Goal #2: Brand Awareness
Retargeting is great for people who already know you―but what about people who don’t?
Amazon DSP ads are also great for reaching out to new prospects who don’t know they need your product yet.
So while retargeting is honing in on people on the low end of the funnel, brand awareness is targeting people on the high end of the funnel.
Why is this important?
Because if you can reach out to people who are likely to convert in the future―before they even express an interest in your product―you’re helping them choose you over your competitors. They may not convert right away (or ever), but by playing the long-term game, you’re setting yourself up for success in the future.
Goal #3: Marketing Insights
With all this juicy data, DSP ads can tell you a lot about who your customers are. And knowing who they are will help you tailor your marketing strategy to them in the future.
For example, you might be surprised to learn that your ads perform well amongst women aged 40-50 who expressed an interest in yoga.
Or, that people who like your products also share other common interests, like hiking or cars.
You can also benefit from learning about how users shop your product, how often and when.
Ultimately, these data points help you position your brand and tailor your marketing strategies.
Amazon DSP is the go-to place for brands looking to utilize big data to take their marketing to the next level.
While PPC is great for targeting customers on the low end of the funnel, DSP is the perfect way for drawing customers in on the high end of the funnel. Utilizing both strategies makes for a powerful marketing strategy.

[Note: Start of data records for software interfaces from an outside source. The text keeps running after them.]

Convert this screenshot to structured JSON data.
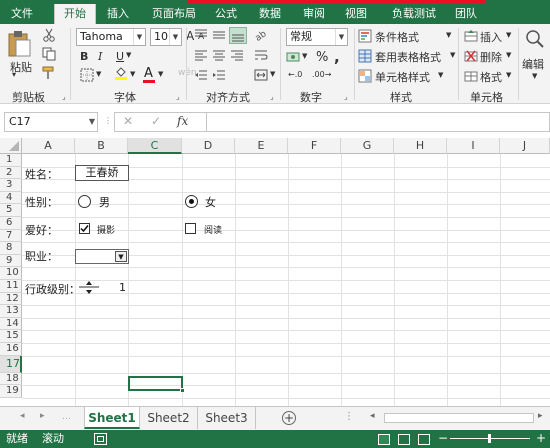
{
  "tabs": [
    "文件",
    "开始",
    "插入",
    "页面布局",
    "公式",
    "数据",
    "审阅",
    "视图",
    "负载测试",
    "团队"
  ],
  "clipboard": {
    "paste": "粘贴",
    "group": "剪贴板"
  },
  "font": {
    "name": "Tahoma",
    "size": "10",
    "bold": "B",
    "italic": "I",
    "underline": "U",
    "grow": "A",
    "shrink": "A",
    "color_letter": "A",
    "group": "字体"
  },
  "alignment": {
    "group": "对齐方式"
  },
  "number": {
    "format": "常规",
    "percent": "%",
    "comma": ",",
    "group": "数字"
  },
  "styles": {
    "conditional": "条件格式",
    "table": "套用表格格式",
    "cell": "单元格样式",
    "group": "样式"
  },
  "cells": {
    "insert": "插入",
    "delete": "删除",
    "format": "格式",
    "group": "单元格"
  },
  "editing": {
    "label": "编辑"
  },
  "namebox": "C17",
  "fx": "fx",
  "columns": [
    "A",
    "B",
    "C",
    "D",
    "E",
    "F",
    "G",
    "H",
    "I",
    "J"
  ],
  "rows": [
    "1",
    "2",
    "3",
    "4",
    "5",
    "6",
    "7",
    "8",
    "9",
    "10",
    "11",
    "12",
    "13",
    "14",
    "15",
    "16",
    "17",
    "18",
    "19"
  ],
  "form": {
    "name_label": "姓名：",
    "name_value": "王春娇",
    "gender_label": "性别：",
    "male": "男",
    "female": "女",
    "hobby_label": "爱好：",
    "hobby1": "摄影",
    "hobby2": "阅读",
    "job_label": "职业：",
    "level_label": "行政级别：",
    "level_value": "1"
  },
  "sheets": [
    "Sheet1",
    "Sheet2",
    "Sheet3"
  ],
  "status": {
    "ready": "就绪",
    "scroll": "滚动"
  },
  "colors": {
    "accent": "#217346",
    "red": "#e81123"
  }
}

Not quite ready yet for Amazon DSP? Check out more information about Amazon PPC here.